Material to process: Begin
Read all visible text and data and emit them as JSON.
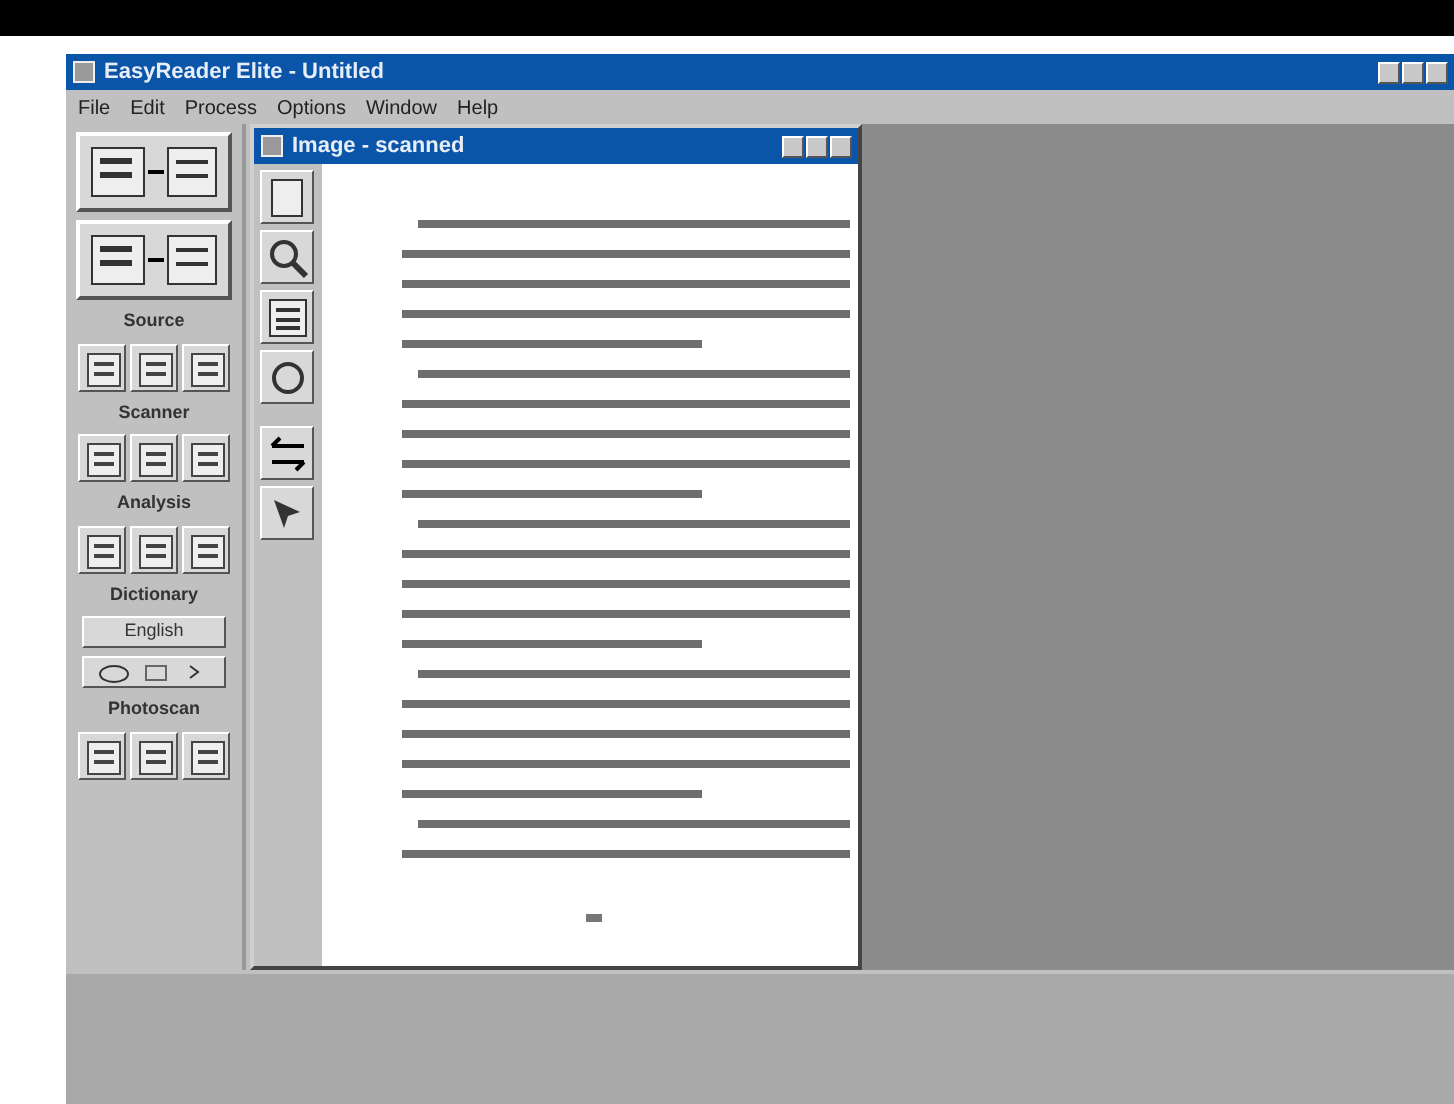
{
  "window": {
    "title": "EasyReader Elite - Untitled"
  },
  "menu": [
    {
      "label": "File"
    },
    {
      "label": "Edit"
    },
    {
      "label": "Process"
    },
    {
      "label": "Options"
    },
    {
      "label": "Window"
    },
    {
      "label": "Help"
    }
  ],
  "sidebar": [
    {
      "kind": "big-button"
    },
    {
      "kind": "big-button"
    },
    {
      "kind": "heading",
      "text": "Source"
    },
    {
      "kind": "icon-row"
    },
    {
      "kind": "heading",
      "text": "Scanner"
    },
    {
      "kind": "icon-row"
    },
    {
      "kind": "heading",
      "text": "Analysis"
    },
    {
      "kind": "icon-row"
    },
    {
      "kind": "heading",
      "text": "Dictionary"
    },
    {
      "kind": "text-button",
      "text": "English"
    },
    {
      "kind": "icon-bar"
    },
    {
      "kind": "heading",
      "text": "Photoscan"
    },
    {
      "kind": "icon-row"
    }
  ],
  "document_window": {
    "title": "Image - scanned"
  }
}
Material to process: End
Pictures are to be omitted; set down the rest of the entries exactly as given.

§ **Result below**
Read all visible text and data and emit them as JSON.
{
  "window": {
    "title": "EasyReader Elite - Untitled"
  },
  "menu": [
    {
      "label": "File"
    },
    {
      "label": "Edit"
    },
    {
      "label": "Process"
    },
    {
      "label": "Options"
    },
    {
      "label": "Window"
    },
    {
      "label": "Help"
    }
  ],
  "sidebar": [
    {
      "kind": "big-button"
    },
    {
      "kind": "big-button"
    },
    {
      "kind": "heading",
      "text": "Source"
    },
    {
      "kind": "icon-row"
    },
    {
      "kind": "heading",
      "text": "Scanner"
    },
    {
      "kind": "icon-row"
    },
    {
      "kind": "heading",
      "text": "Analysis"
    },
    {
      "kind": "icon-row"
    },
    {
      "kind": "heading",
      "text": "Dictionary"
    },
    {
      "kind": "text-button",
      "text": "English"
    },
    {
      "kind": "icon-bar"
    },
    {
      "kind": "heading",
      "text": "Photoscan"
    },
    {
      "kind": "icon-row"
    }
  ],
  "document_window": {
    "title": "Image - scanned"
  }
}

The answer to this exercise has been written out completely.